Grounded in tradition, dedicated to the land, and marked as a beacon in the wine industry, Bourgogne is a place to watch. Both historically for its importance and what it’s taught us, as well as into the future as it continues to evolve and push the wine industry forward.
Some facts about Bourgogne (Burgundy), France:
- Burgundy is most known for its production of Pinot Noir and Chardonnay. To the Burgundy vigneron (winemaker), the region is not only the original home of these grapes, but the terroir that best expresses their character – elegant, aromatic, and complex.
- Burgundy is located in the east-central part of France, and has 5 primary winegrowing regions within it:
- Chablis - the hallmark style of this region is lean and unoaked Chardonnay.
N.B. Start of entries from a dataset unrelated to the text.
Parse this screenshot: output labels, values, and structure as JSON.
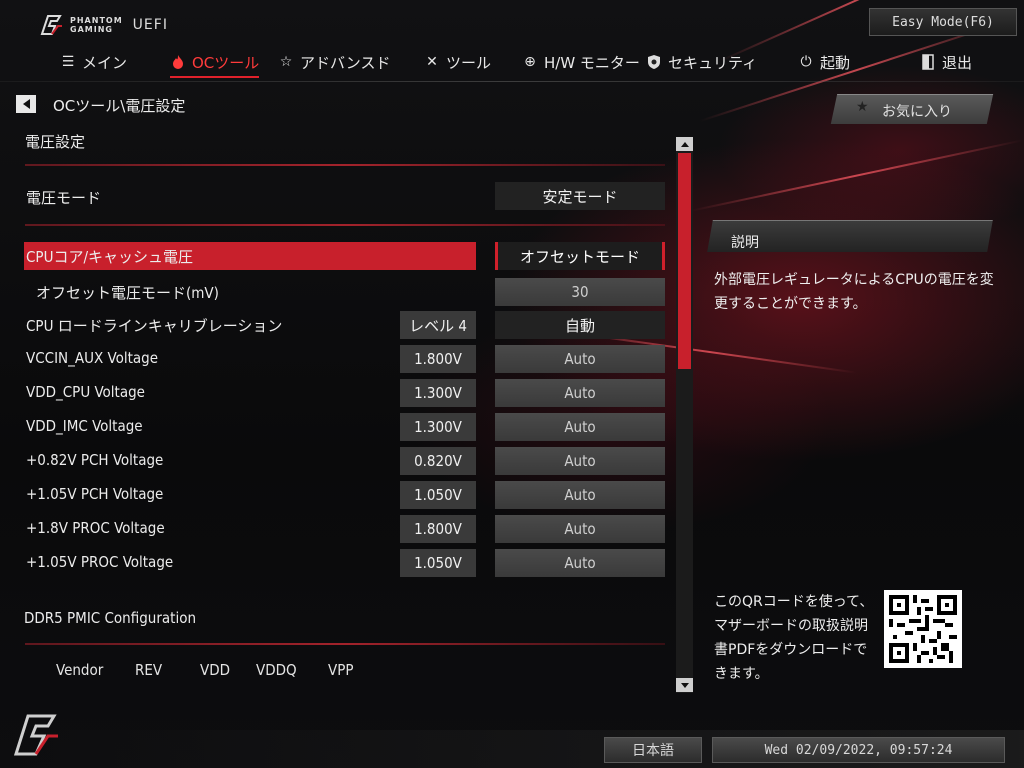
{
  "brand": {
    "line1": "PHANTOM",
    "line2": "GAMING",
    "uefi": "UEFI"
  },
  "easy_mode": "Easy Mode(F6)",
  "nav": [
    {
      "label": "メイン",
      "icon": "list-icon"
    },
    {
      "label": "OCツール",
      "icon": "flame-icon",
      "active": true
    },
    {
      "label": "アドバンスド",
      "icon": "star-icon"
    },
    {
      "label": "ツール",
      "icon": "tools-icon"
    },
    {
      "label": "H/W モニター",
      "icon": "crosshair-icon"
    },
    {
      "label": "セキュリティ",
      "icon": "shield-icon"
    },
    {
      "label": "起動",
      "icon": "power-icon"
    },
    {
      "label": "退出",
      "icon": "exit-icon"
    }
  ],
  "breadcrumb": "OCツール\\電圧設定",
  "section_title": "電圧設定",
  "voltage_mode": {
    "label": "電圧モード",
    "value": "安定モード"
  },
  "rows": [
    {
      "label": "CPUコア/キャッシュ電圧",
      "current": "",
      "option": "オフセットモード"
    },
    {
      "label": "オフセット電圧モード(mV)",
      "current": "",
      "option": "30"
    },
    {
      "label": "CPU ロードラインキャリブレーション",
      "current": "レベル 4",
      "option": "自動"
    },
    {
      "label": "VCCIN_AUX Voltage",
      "current": "1.800V",
      "option": "Auto"
    },
    {
      "label": "VDD_CPU Voltage",
      "current": "1.300V",
      "option": "Auto"
    },
    {
      "label": "VDD_IMC Voltage",
      "current": "1.300V",
      "option": "Auto"
    },
    {
      "label": "+0.82V PCH Voltage",
      "current": "0.820V",
      "option": "Auto"
    },
    {
      "label": "+1.05V PCH Voltage",
      "current": "1.050V",
      "option": "Auto"
    },
    {
      "label": "+1.8V PROC Voltage",
      "current": "1.800V",
      "option": "Auto"
    },
    {
      "label": "+1.05V PROC Voltage",
      "current": "1.050V",
      "option": "Auto"
    }
  ],
  "pmic": {
    "title": "DDR5 PMIC Configuration",
    "columns": [
      "Vendor",
      "REV",
      "VDD",
      "VDDQ",
      "VPP"
    ]
  },
  "favorites": "お気に入り",
  "description": {
    "title": "説明",
    "text": "外部電圧レギュレータによるCPUの電圧を変更することができます。"
  },
  "qr_text": "このQRコードを使って、マザーボードの取扱説明書PDFをダウンロードできます。",
  "footer": {
    "language": "日本語",
    "datetime": "Wed 02/09/2022, 09:57:24"
  },
  "colors": {
    "accent": "#c8202c",
    "active_nav": "#ff3b3b"
  }
}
Since it is the northernmost wine-growing region, it is the coolest, and produces Chardonnay with characteristically pure and sharp green fruit notes.
- Côte de Nuits - named after walnut trees, this area is most known for its Pinot Noirs. Home to 24 Grand Cru vineyards, it also boasts some of the world’s most expensive vineyard real estate. These renowned expressions of Pinot Noir can age for decades.
- Côte de Beaune - named after the medieval village that is the heart of wine commerce in Burgundy – the wine from this region is quite different from that of its neighbor to the north, with a more notably rich style of Chardonnay. The whites are filled with aromas of soft white flowers, dried grasses, fresh apple and pear, and sometimes a touch of hazelnut.
- Côte Chalonnaise - this region has great value for Pinot Noir and Sparkling Crémant (cremant is sparkling wine produced similar to champagne, but from outside the Champagne region).
- Mâconnais - the most southerly region, Maconnais produces great value Chardonnay with riper fruit characteristics, including soft apple, pineapple, and white peach aromas, with wonderful structure and freshness. Being further south than Chablis, it has a much warmer climate, and harvest actually starts two weeks earlier here!
- The hallmark soil type is limestone -- about 200 million years ago, the region was part of a vast, tropical sea; time transformed these seabeds into limestone soils. If you venture into the vineyards, you can find chunks of limestone or marl (limestone mixed with clay), that contain fascinating fossilized sea creatures.
- Winemaking in Burgundy goes back to the Romans in the 1st century AD. It was then the Catholic monks that really established the vineyards in the Middle Ages, while tasked with providing grapes for the church and aristocratic society. The French Revolution then returned the vineyards to the people who, today, pride themselves on their attachment to the land. The personal relationship to the land has inspired growth in organic and biodynamic viticulture and winemaking.
Burgundy is one of the most widely known and highly-regarded wine regions in the world -- for good reason.